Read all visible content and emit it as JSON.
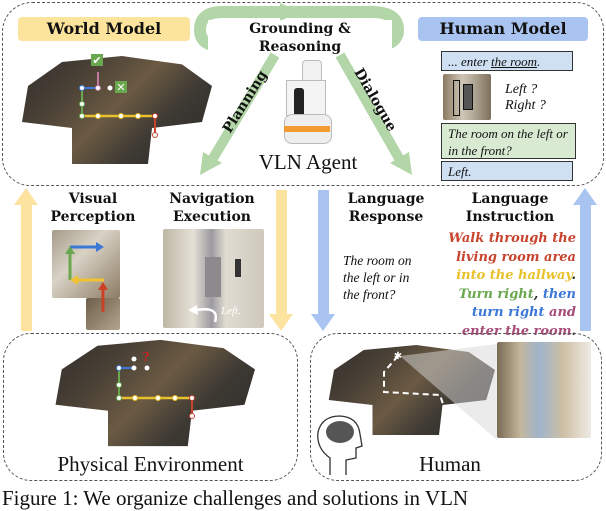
{
  "top_panel": {
    "world_model_label": "World Model",
    "grounding_label": "Grounding & Reasoning",
    "human_model_label": "Human Model",
    "planning_label": "Planning",
    "dialogue_label": "Dialogue",
    "agent_label": "VLN Agent",
    "bubbles": {
      "enter_prefix": "... enter ",
      "enter_underlined": "the room",
      "enter_suffix": ".",
      "left_q": "Left ?",
      "right_q": "Right ?",
      "room_question": "The room on the left or in the front?",
      "answer": "Left."
    }
  },
  "middle": {
    "visual_perception_label": "Visual Perception",
    "navigation_execution_label": "Navigation Execution",
    "nav_overlay_text": "Left.",
    "language_response_label": "Language Response",
    "language_response_text": "The room on the left or in the front?",
    "language_instruction_label": "Language Instruction",
    "instruction_parts": [
      {
        "text": "Walk through the living room area ",
        "color": "#c8442e"
      },
      {
        "text": "into the hallway",
        "color": "#e9c12c"
      },
      {
        "text": ". ",
        "color": "#222222"
      },
      {
        "text": "Turn right",
        "color": "#6aa84f"
      },
      {
        "text": ", ",
        "color": "#222222"
      },
      {
        "text": "then turn right",
        "color": "#3c78d8"
      },
      {
        "text": " and enter the room",
        "color": "#a64d79"
      },
      {
        "text": ".",
        "color": "#222222"
      }
    ]
  },
  "bottom": {
    "physical_environment_label": "Physical Environment",
    "human_label": "Human"
  },
  "caption": "Figure 1: We organize challenges and solutions in VLN",
  "colors": {
    "world_tag": "#fde49c",
    "human_tag": "#a9c4f0",
    "green_arrow": "#b3d6a8",
    "yellow_arrow": "#fde3a0",
    "blue_arrow": "#a9c4f0",
    "blue_bubble": "#cfe0f3",
    "green_bubble": "#d9ead3"
  }
}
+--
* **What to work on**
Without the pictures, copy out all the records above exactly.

* **Response box**
Read all visible content and emit it as JSON.
{
  "top_panel": {
    "world_model_label": "World Model",
    "grounding_label": "Grounding & Reasoning",
    "human_model_label": "Human Model",
    "planning_label": "Planning",
    "dialogue_label": "Dialogue",
    "agent_label": "VLN Agent",
    "bubbles": {
      "enter_prefix": "... enter ",
      "enter_underlined": "the room",
      "enter_suffix": ".",
      "left_q": "Left ?",
      "right_q": "Right ?",
      "room_question": "The room on the left or in the front?",
      "answer": "Left."
    }
  },
  "middle": {
    "visual_perception_label": "Visual Perception",
    "navigation_execution_label": "Navigation Execution",
    "nav_overlay_text": "Left.",
    "language_response_label": "Language Response",
    "language_response_text": "The room on the left or in the front?",
    "language_instruction_label": "Language Instruction",
    "instruction_parts": [
      {
        "text": "Walk through the living room area ",
        "color": "#c8442e"
      },
      {
        "text": "into the hallway",
        "color": "#e9c12c"
      },
      {
        "text": ". ",
        "color": "#222222"
      },
      {
        "text": "Turn right",
        "color": "#6aa84f"
      },
      {
        "text": ", ",
        "color": "#222222"
      },
      {
        "text": "then turn right",
        "color": "#3c78d8"
      },
      {
        "text": " and enter the room",
        "color": "#a64d79"
      },
      {
        "text": ".",
        "color": "#222222"
      }
    ]
  },
  "bottom": {
    "physical_environment_label": "Physical Environment",
    "human_label": "Human"
  },
  "caption": "Figure 1: We organize challenges and solutions in VLN",
  "colors": {
    "world_tag": "#fde49c",
    "human_tag": "#a9c4f0",
    "green_arrow": "#b3d6a8",
    "yellow_arrow": "#fde3a0",
    "blue_arrow": "#a9c4f0",
    "blue_bubble": "#cfe0f3",
    "green_bubble": "#d9ead3"
  }
}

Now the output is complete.